Collaborative effort between management, supply chain executives, and design team All team members commit to cost targets, development budgets, and design timelines. goals need to be sensible and achievable to the design team Impossibly high goals will be ignored 10 goals that are obviously too low do not generate team commitment to achieve them Once established, DTC needs to be continued to the end of the product’s life since additional cost-saving opportunities will arise during later production, operations, and support phases.11 Without DTC, the functional elements of the corporation will execute according to their perceived best interests.
Cutting design engineering budgets may result in a less than ideal product for manufacturing, driving up material and labor costs.
Slashing test engineering budgets may well result in a lower level of automation and higher recurring test costs during production.12
Cost cutting on components by procurement managers may result in increased downstream warranty issues, more rework, and lower customer perceptions of the end-product.
Altium recognized that customers needed to establish common ground between their design and supply chain teams to implement the Design-to-Cost process. As a result, Altium Vault can contain access to centralized real-time, ready-to-use, qualified electronic data for every
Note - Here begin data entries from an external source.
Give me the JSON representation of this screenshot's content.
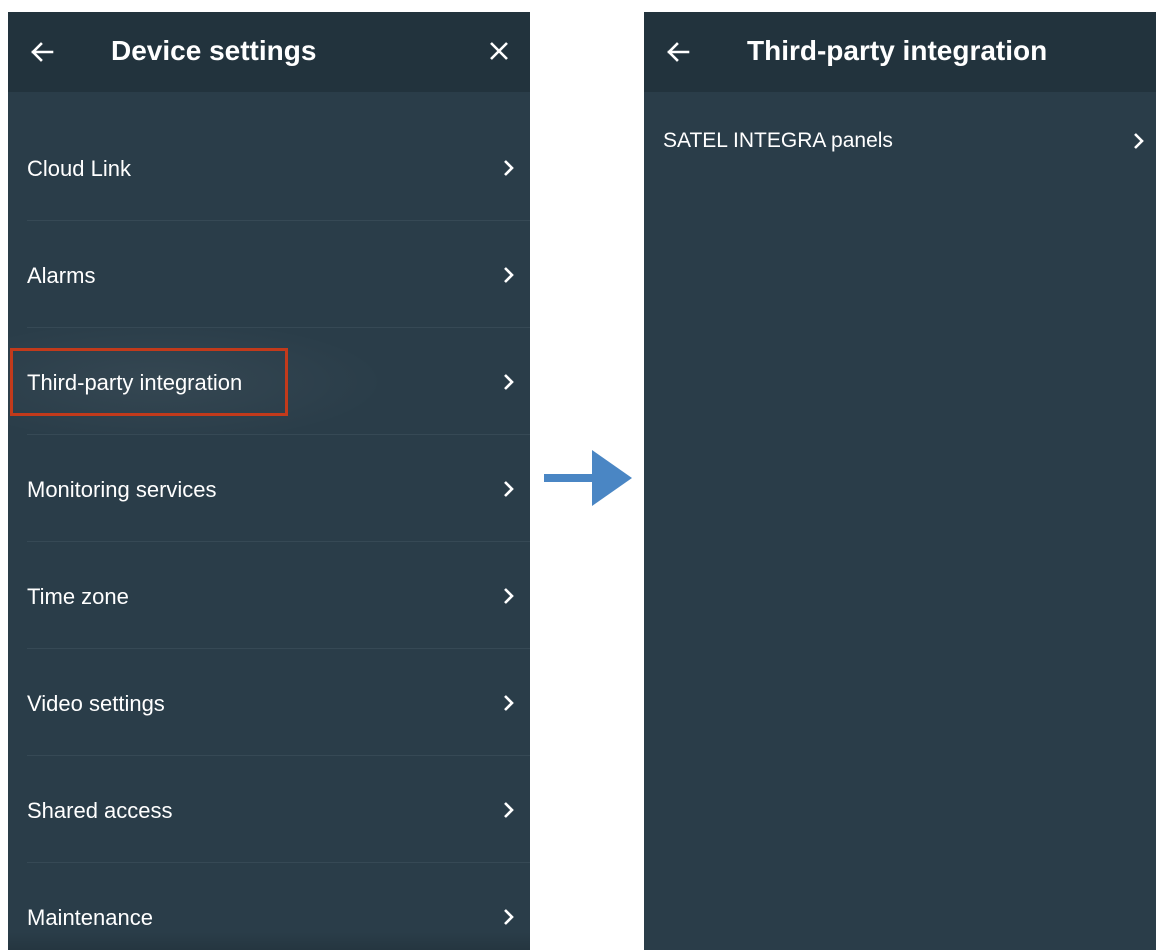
{
  "device_settings": {
    "title": "Device settings",
    "back_icon": "arrow-left-icon",
    "close_icon": "close-icon",
    "items": [
      {
        "label": "Cloud Link",
        "icon": "chevron-right-icon"
      },
      {
        "label": "Alarms",
        "icon": "chevron-right-icon"
      },
      {
        "label": "Third-party integration",
        "icon": "chevron-right-icon",
        "highlighted": true
      },
      {
        "label": "Monitoring services",
        "icon": "chevron-right-icon"
      },
      {
        "label": "Time zone",
        "icon": "chevron-right-icon"
      },
      {
        "label": "Video settings",
        "icon": "chevron-right-icon"
      },
      {
        "label": "Shared access",
        "icon": "chevron-right-icon"
      },
      {
        "label": "Maintenance",
        "icon": "chevron-right-icon"
      }
    ]
  },
  "third_party_integration": {
    "title": "Third-party integration",
    "back_icon": "arrow-left-icon",
    "items": [
      {
        "label": "SATEL INTEGRA panels",
        "icon": "chevron-right-icon"
      }
    ]
  },
  "flow_arrow": {
    "icon": "arrow-right-icon",
    "color": "#4a86c4"
  },
  "colors": {
    "panel_background": "#2a3d49",
    "appbar_background": "#22333d",
    "highlight_border": "#c23a1b",
    "text": "#ffffff"
  }
}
component in the design. This includes all data needed to fabricate, load, and assemble boards.
Side-by-side fields compare actual BOM cost to target BOM cost before and during the design process and also includes other relevant supply chain information.
ActiveBOM with side-by-side fields to compare actual vs. target BOM costs
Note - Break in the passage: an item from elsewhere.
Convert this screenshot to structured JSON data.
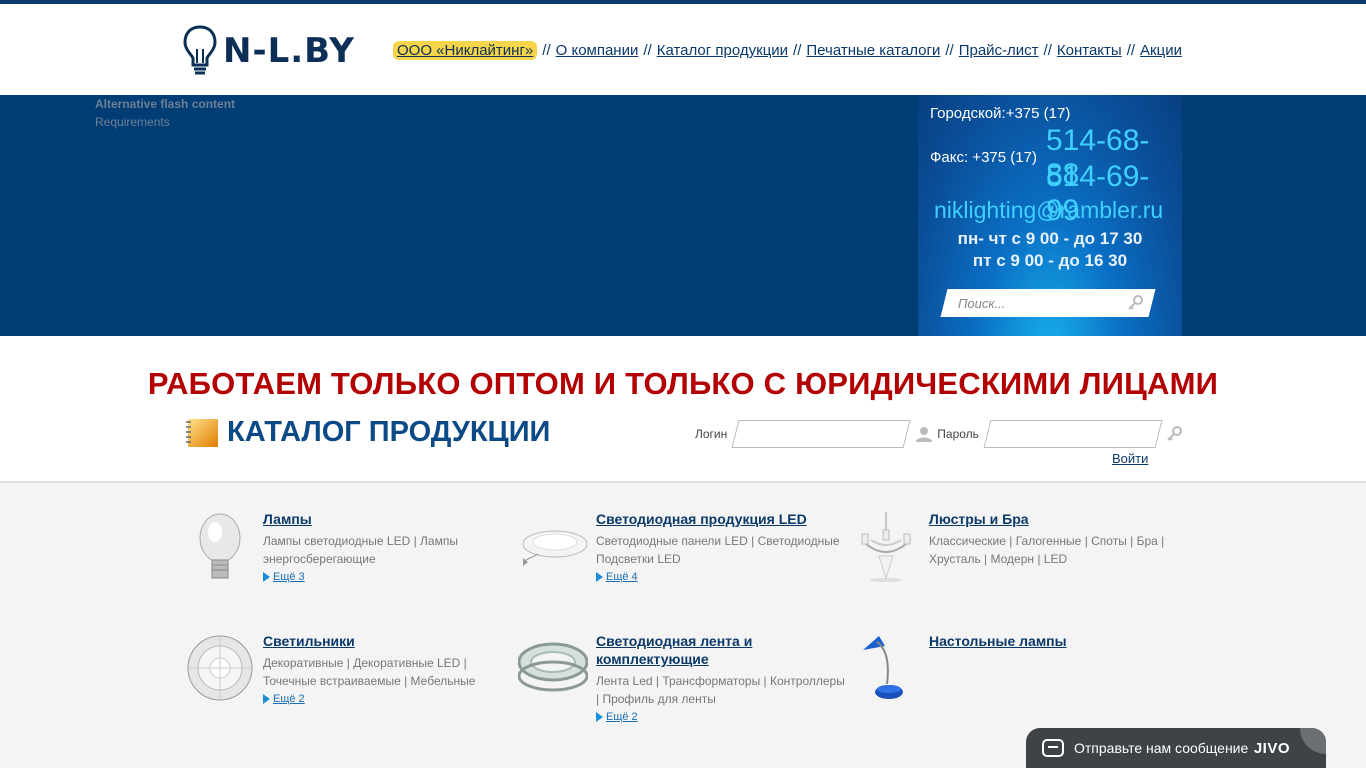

As cited above, immediate knowledge of cost, availability and lead times at early stages of
the design process profoundly impacts design decisions. In turn, those decisions at the BOM level impact the overall life cycle costs of any product. This dynamic database incorporates real-time data from component vendors, eliminating data transfers from other departments, duplicated effort, and human error. The database provides design teams with with a direct link to access ERP/MRP-based supply chain data.
ActiveBOM dynamically maintains and updates the supply chain visibility cost of data for each component in the vault library. This establishes the ongoing cost parameters for the design. In addition,
designers are often tasked with “BOM scrubbing”, a cost-focused redesign in the event that one or more design components are in short supply or about to become obsolete. With ActiveBOM, the team can revisit the supply chain data in the vault-based design. The database solution
will immediately provide clear choices for suitable alternatives, eliminating much of the pain associated with sourcing replacement components.
Design decisions have an accumulative impact on the life cycle cost of a product. Choices made during this phase can contribute as much as 70% to the overall cost. Employing a sound design- to-cost methodology, backed with a real-time and accurate view of cost implications, empowers design teams to make the best decisions upfront.
ActiveBOM makes design-to-cost a living process. By dramatically improving the cost visibility of the BOM, design team managers can immediately assess the cost of a design change.
As a result, the dynamic supply chain database delivers finvaluable fact-based chain management decision support, facilitating go / No go decisions.
When the design engineering team implements ActiveBOM, they also can eliminate unexpected costs associated with seemingly simple revisions. As another exercise, the design team can quickly and safely launch a cost-driven evaluation to reduce the BOM cost to the benefit
of product margins. In turn, improved margins drive increased corporate profits.